I listen to Louisville’s local ESPN radio affiliate nearly every day. I listen to John Ramsey and Drew Deener in the morning on my way to work and school, and to Jason Anderson, Andy Sweeney, and Bob Valvano (the brother of the late Jimmy V) on my late afternoon rides home. They’re an enjoyable group of guys to listen to. They talk sports in a reasonable and entertaining way, bereft of much of the cliched gimmickry that sports talk radio often loathfully leans on.
They talk college football and basketball mostly, and not terribly much else. This is Louisville, after all, the self-proclaimed “Best College Sports Town in America.” It’s not something they really need to defend, frankly. They know their audience.
You know what I’ve never heard them talk about? Soccer.
Save for ESPN’s national radio coverage of the World Cup and a small mention of the most recent FIFA investigation of Qatar’s World Cup bid, soccer isn’t something that often finds itself on the airways of ESPN 680.
Like I said, they know their audience.
Of course, I’m not saying soccer doesn’t have an audience here. Soccer’s profile in Louisville is much the same as its profile throughout the country as the sport of the under-30 age bracket, home to the American sports hipster. While soccer doesn’t get much mainstream notice, Louisville has its own robust chapter of the American Outlaws, as well as supporters groups for Manchester United and Arsenal, among others. To speak more concretely of Louisville’s soccer support, the University of Louisville boasts a strong soccer program (including a shiny new stadium) which has produced the likes of Nick DeLeon of DC United and Andrew Farrell of the New England Revolution.
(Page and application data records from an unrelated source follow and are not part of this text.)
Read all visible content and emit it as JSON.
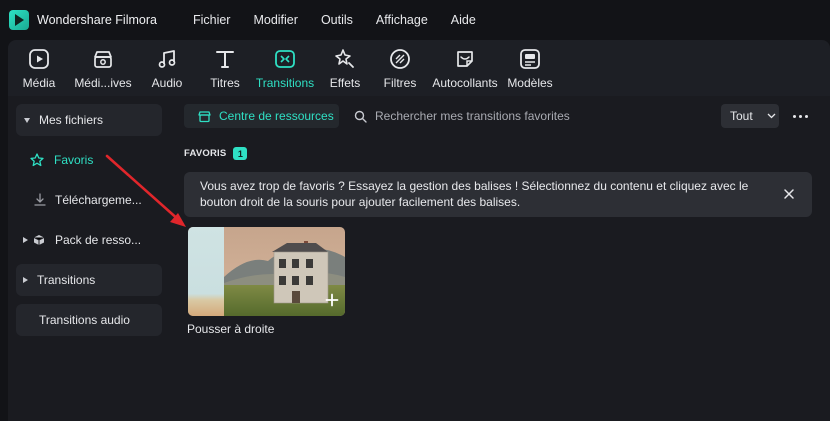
{
  "app": {
    "title": "Wondershare Filmora"
  },
  "menu": [
    {
      "label": "Fichier"
    },
    {
      "label": "Modifier"
    },
    {
      "label": "Outils"
    },
    {
      "label": "Affichage"
    },
    {
      "label": "Aide"
    }
  ],
  "toolbar": [
    {
      "label": "Média",
      "icon": "media-icon",
      "active": false
    },
    {
      "label": "Médi...ives",
      "icon": "stock-media-icon",
      "active": false
    },
    {
      "label": "Audio",
      "icon": "audio-icon",
      "active": false
    },
    {
      "label": "Titres",
      "icon": "titles-icon",
      "active": false
    },
    {
      "label": "Transitions",
      "icon": "transitions-icon",
      "active": true
    },
    {
      "label": "Effets",
      "icon": "effects-icon",
      "active": false
    },
    {
      "label": "Filtres",
      "icon": "filters-icon",
      "active": false
    },
    {
      "label": "Autocollants",
      "icon": "stickers-icon",
      "active": false
    },
    {
      "label": "Modèles",
      "icon": "templates-icon",
      "active": false
    }
  ],
  "sidebar": {
    "items": [
      {
        "label": "Mes fichiers"
      },
      {
        "label": "Favoris"
      },
      {
        "label": "Téléchargeme..."
      },
      {
        "label": "Pack de resso..."
      },
      {
        "label": "Transitions"
      },
      {
        "label": "Transitions audio"
      }
    ]
  },
  "main": {
    "resource_button": "Centre de ressources",
    "search_placeholder": "Rechercher mes transitions favorites",
    "filter_value": "Tout",
    "section_title": "FAVORIS",
    "section_count": "1",
    "notice_text": "Vous avez trop de favoris ? Essayez la gestion des balises ! Sélectionnez du contenu et cliquez avec le bouton droit de la souris pour ajouter facilement des balises.",
    "items": [
      {
        "label": "Pousser à droite"
      }
    ]
  },
  "colors": {
    "accent": "#2fe0c4",
    "arrow": "#e0262b",
    "background": "#1a1b20"
  }
}
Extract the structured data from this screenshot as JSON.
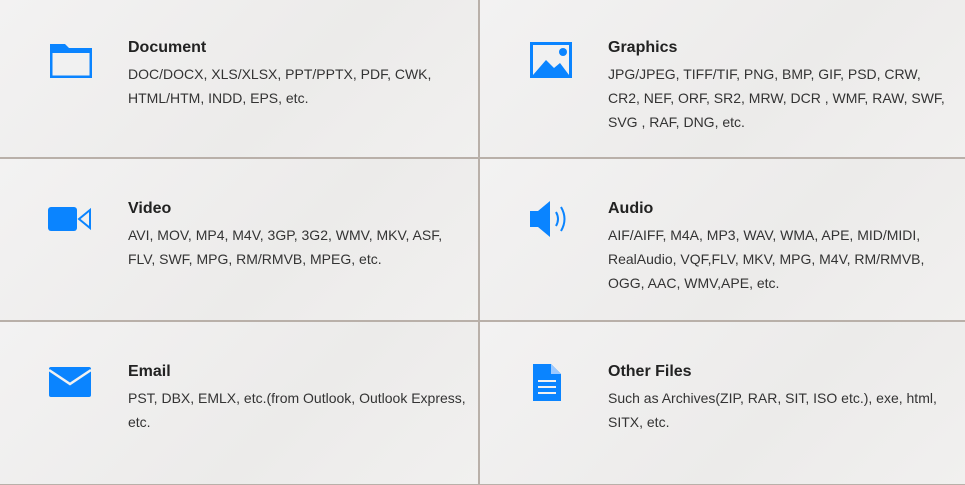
{
  "items": [
    {
      "title": "Document",
      "desc": "DOC/DOCX, XLS/XLSX, PPT/PPTX, PDF, CWK, HTML/HTM, INDD, EPS, etc.",
      "icon": "folder-icon"
    },
    {
      "title": "Graphics",
      "desc": "JPG/JPEG, TIFF/TIF, PNG, BMP, GIF, PSD, CRW, CR2, NEF, ORF, SR2, MRW, DCR , WMF, RAW, SWF, SVG , RAF, DNG, etc.",
      "icon": "image-icon"
    },
    {
      "title": "Video",
      "desc": "AVI, MOV, MP4, M4V, 3GP, 3G2, WMV, MKV, ASF, FLV, SWF, MPG, RM/RMVB, MPEG, etc.",
      "icon": "video-camera-icon"
    },
    {
      "title": "Audio",
      "desc": "AIF/AIFF, M4A, MP3, WAV, WMA, APE, MID/MIDI, RealAudio, VQF,FLV, MKV, MPG, M4V, RM/RMVB, OGG, AAC, WMV,APE, etc.",
      "icon": "speaker-icon"
    },
    {
      "title": "Email",
      "desc": "PST, DBX, EMLX, etc.(from Outlook, Outlook Express, etc.",
      "icon": "envelope-icon"
    },
    {
      "title": "Other Files",
      "desc": "Such as Archives(ZIP, RAR, SIT, ISO etc.), exe, html, SITX, etc.",
      "icon": "file-icon"
    }
  ],
  "accent": "#0a84ff"
}
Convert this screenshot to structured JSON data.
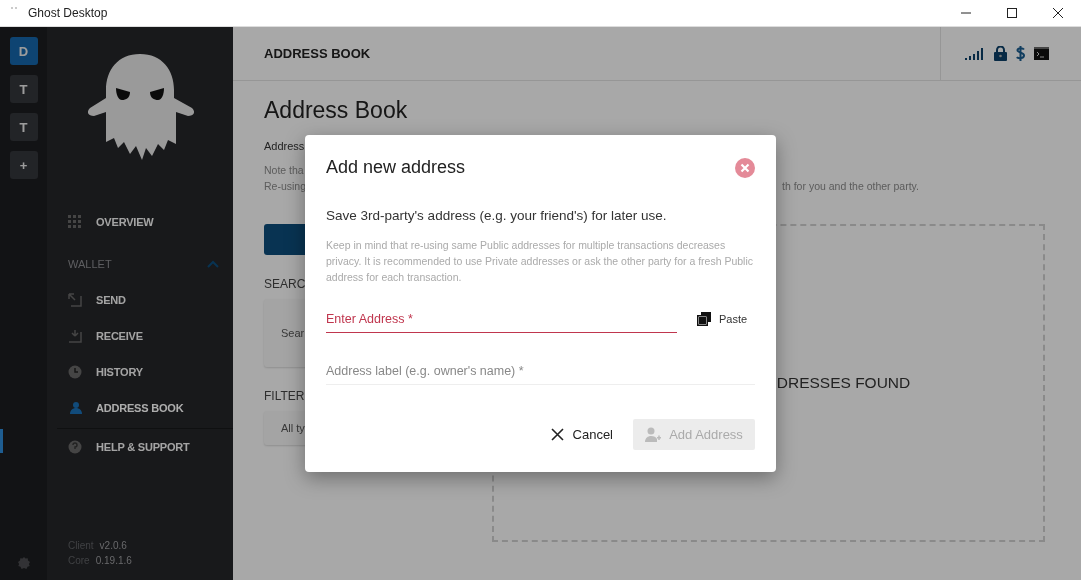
{
  "window": {
    "title": "Ghost Desktop"
  },
  "accounts": [
    {
      "label": "D",
      "selected": true
    },
    {
      "label": "T",
      "selected": false
    },
    {
      "label": "T",
      "selected": false
    },
    {
      "label": "+",
      "selected": false
    }
  ],
  "sidebar": {
    "nav": [
      {
        "kind": "link",
        "label": "OVERVIEW",
        "selected": false
      },
      {
        "kind": "section",
        "label": "WALLET",
        "expanded": true
      },
      {
        "kind": "link",
        "label": "SEND",
        "selected": false
      },
      {
        "kind": "link",
        "label": "RECEIVE",
        "selected": false
      },
      {
        "kind": "link",
        "label": "HISTORY",
        "selected": false
      },
      {
        "kind": "link",
        "label": "ADDRESS BOOK",
        "selected": true
      }
    ],
    "support": [
      {
        "label": "HELP & SUPPORT",
        "selected": false
      }
    ],
    "versions": [
      {
        "label": "Client",
        "value": "v2.0.6"
      },
      {
        "label": "Core",
        "value": "0.19.1.6"
      }
    ]
  },
  "header": {
    "title": "ADDRESS BOOK"
  },
  "page": {
    "title": "Address Book",
    "intro": "Address",
    "note_lines": [
      "Note tha",
      "Re-using"
    ],
    "note_tail": "th for you and the other party.",
    "search_label": "SEARC",
    "search_placeholder": "Sear",
    "filter_label": "FILTER",
    "filter_value": "All ty",
    "empty_text": "DRESSES FOUND"
  },
  "dialog": {
    "title": "Add new address",
    "lead": "Save 3rd-party's address (e.g. your friend's) for later use.",
    "note": "Keep in mind that re-using same Public addresses for multiple transactions decreases privacy. It is recommended to use Private addresses or ask the other party for a fresh Public address for each transaction.",
    "fields": [
      {
        "placeholder": "Enter Address *",
        "invalid": true
      },
      {
        "placeholder": "Address label (e.g. owner's name) *",
        "invalid": false
      }
    ],
    "paste": "Paste",
    "cancel": "Cancel",
    "submit": {
      "label": "Add Address",
      "disabled": true
    }
  }
}
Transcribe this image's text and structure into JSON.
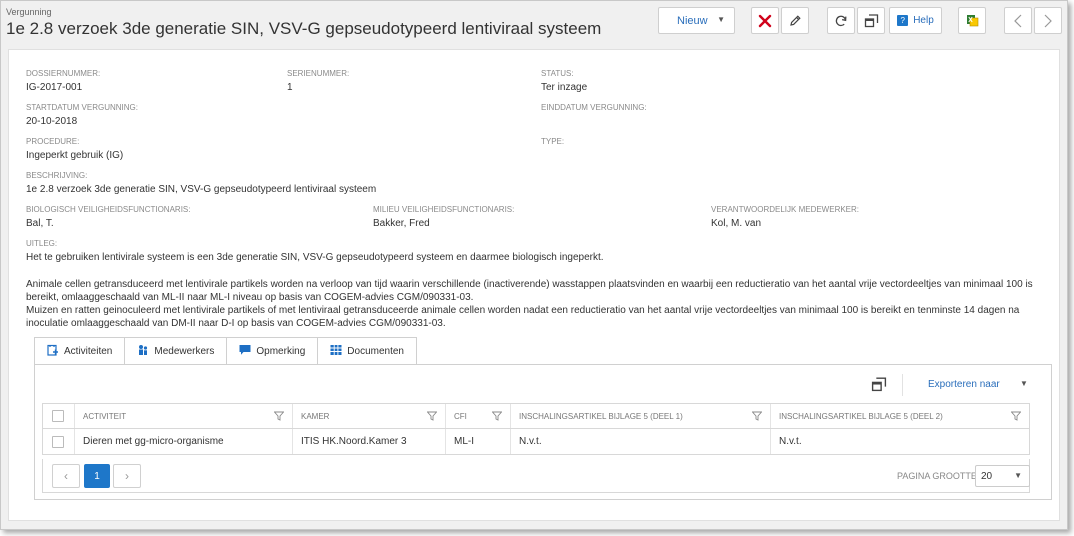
{
  "header": {
    "breadcrumb": "Vergunning",
    "title": "1e 2.8 verzoek 3de generatie SIN, VSV-G gepseudotypeerd lentiviraal systeem",
    "toolbar": {
      "new_label": "Nieuw",
      "help_label": "Help"
    }
  },
  "details": {
    "dossiernummer_label": "DOSSIERNUMMER:",
    "dossiernummer": "IG-2017-001",
    "serienummer_label": "SERIENUMMER:",
    "serienummer": "1",
    "status_label": "STATUS:",
    "status": "Ter inzage",
    "startdatum_label": "STARTDATUM VERGUNNING:",
    "startdatum": "20-10-2018",
    "einddatum_label": "EINDDATUM VERGUNNING:",
    "einddatum": "",
    "type_label": "TYPE:",
    "type": "",
    "procedure_label": "PROCEDURE:",
    "procedure": "Ingeperkt gebruik (IG)",
    "beschrijving_label": "BESCHRIJVING:",
    "beschrijving": "1e 2.8 verzoek 3de generatie SIN, VSV-G gepseudotypeerd lentiviraal systeem",
    "bvf_label": "BIOLOGISCH VEILIGHEIDSFUNCTIONARIS:",
    "bvf": "Bal, T.",
    "mvf_label": "MILIEU VEILIGHEIDSFUNCTIONARIS:",
    "mvf": "Bakker, Fred",
    "vm_label": "VERANTWOORDELIJK MEDEWERKER:",
    "vm": "Kol, M. van",
    "uitleg_label": "UITLEG:",
    "uitleg_p1": "Het te gebruiken lentivirale systeem is een 3de generatie SIN, VSV-G gepseudotypeerd systeem en daarmee biologisch ingeperkt.",
    "uitleg_p2": "Animale cellen getransduceerd met lentivirale partikels worden na verloop van tijd waarin verschillende (inactiverende) wasstappen plaatsvinden en waarbij een reductieratio van het aantal vrije vectordeeltjes van minimaal 100 is bereikt, omlaaggeschaald van ML-II naar ML-I niveau op basis van COGEM-advies CGM/090331-03.",
    "uitleg_p3": "Muizen en ratten geinoculeerd met lentivirale partikels of met lentiviraal getransduceerde animale cellen worden nadat een reductieratio van het aantal vrije vectordeeltjes van minimaal 100 is bereikt en tenminste 14 dagen na inoculatie omlaaggeschaald van DM-II naar D-I op basis van COGEM-advies CGM/090331-03."
  },
  "tabs": [
    {
      "label": "Activiteiten",
      "active": true
    },
    {
      "label": "Medewerkers",
      "active": false
    },
    {
      "label": "Opmerking",
      "active": false
    },
    {
      "label": "Documenten",
      "active": false
    }
  ],
  "panel": {
    "export_label": "Exporteren naar"
  },
  "grid": {
    "columns": [
      "ACTIVITEIT",
      "KAMER",
      "CFI",
      "INSCHALINGSARTIKEL BIJLAGE 5 (DEEL 1)",
      "INSCHALINGSARTIKEL BIJLAGE 5 (DEEL 2)"
    ],
    "rows": [
      [
        "Dieren met gg-micro-organisme",
        "ITIS HK.Noord.Kamer 3",
        "ML-I",
        "N.v.t.",
        "N.v.t."
      ]
    ]
  },
  "pager": {
    "current_page": "1",
    "page_size_label": "PAGINA GROOTTE",
    "page_size": "20"
  },
  "colors": {
    "accent": "#1e77c9",
    "link": "#2a6ebb",
    "close_red": "#d0021b"
  }
}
Louisville City itself has sold around 2,000 season tickets, and it’s only November. Come next March, they could have double that number. And maybe they will reach their stated goal of averaging 7,000 fans each home game. Hopefully they will.
But what will it take to grab the attention of MLS? Louisville City FC’s principal owner, Wayne Estopinal, has publicly stated his intention to get Louisville into the MLS expansion discussion as soon as 2020. Does Louisville have the soccer appetite to make it happen?
There are several built-in obstacles between Louisville and MLS, namely market size. Louisville is the 49th Nielsen television market, and lags far behind each MLS market (although it’s only eight spots behind expansion hopeful Las Vegas). Furthermore, when national interest in soccer was at its apex, Louisville’s World Cup television ratings were far less than impressive. Louisville was measured as the 54th highest of 56 markets for the USA’s opening match against Ghana and, although the numbers would increase for subsequent USA matches, was only tied for the 41st highest rated World Cup market for all matches, as of June 27.
However, there is some hope for Louisville’s MLS future. Despite its relative market size, Louisville does stand out in one niche in the sports media landscape. For 12 years running, Louisville has led the country in average television ratings for college basketball, and it’s not very close. Last season, Louisville averaged a 4.5 rating on ESPN’s college basketball telecasts, while the second highest market came in at 2.8.
Could Louisville eventually support soccer with the fervor it does college basketball? Soccer might well be Louisville’s most likely avenue towards fulfilling its major league dreams. The city has been chasing an NBA franchise since the Kentucky Colonels folded, along with the rest of the ABA; in 1976, and it has yet to succeed. Can soccer fill the void? MLS is certainly more expansion-friendly than its basketball playing counterpart league. If Louisville can transform itself into a soccer hotbed, it well could. Time will tell.
Maybe one morning soon my car radio might surprise me, with some soccer talk. Then I will know that the sport will have moved the needle here, if only a little.
What do you think? Can Louisville City follow in Orlando and Sacramento’s footsteps of instant USL success?
This week’s LCFC News and Notes:
- As mentioned last week, Louisville City held its first real soccer event as a club, in the form of tryouts. The club has been mum on news of player acquisitions coming out of last weekend’s run out, but one would suspect that there will be news soon. WDRB’s Dalton Main summed up the events in his recap, complete with video of the coach, James O’Connor. You can find that here.
- Do you like Sepp Blatter? No? Me neither. Does anyone? I doubt it. Louisville City’s President Djorn Buchholz has (un)officially thrown his hat in the ring for a future FIFA presidency. You can support the tongue-in-cheek campaign on its Facebook page, here.
- Louisville has added to its front office team by hiring a communications person. The position will begin work on Dec. 1, and you can expect an announcement soon.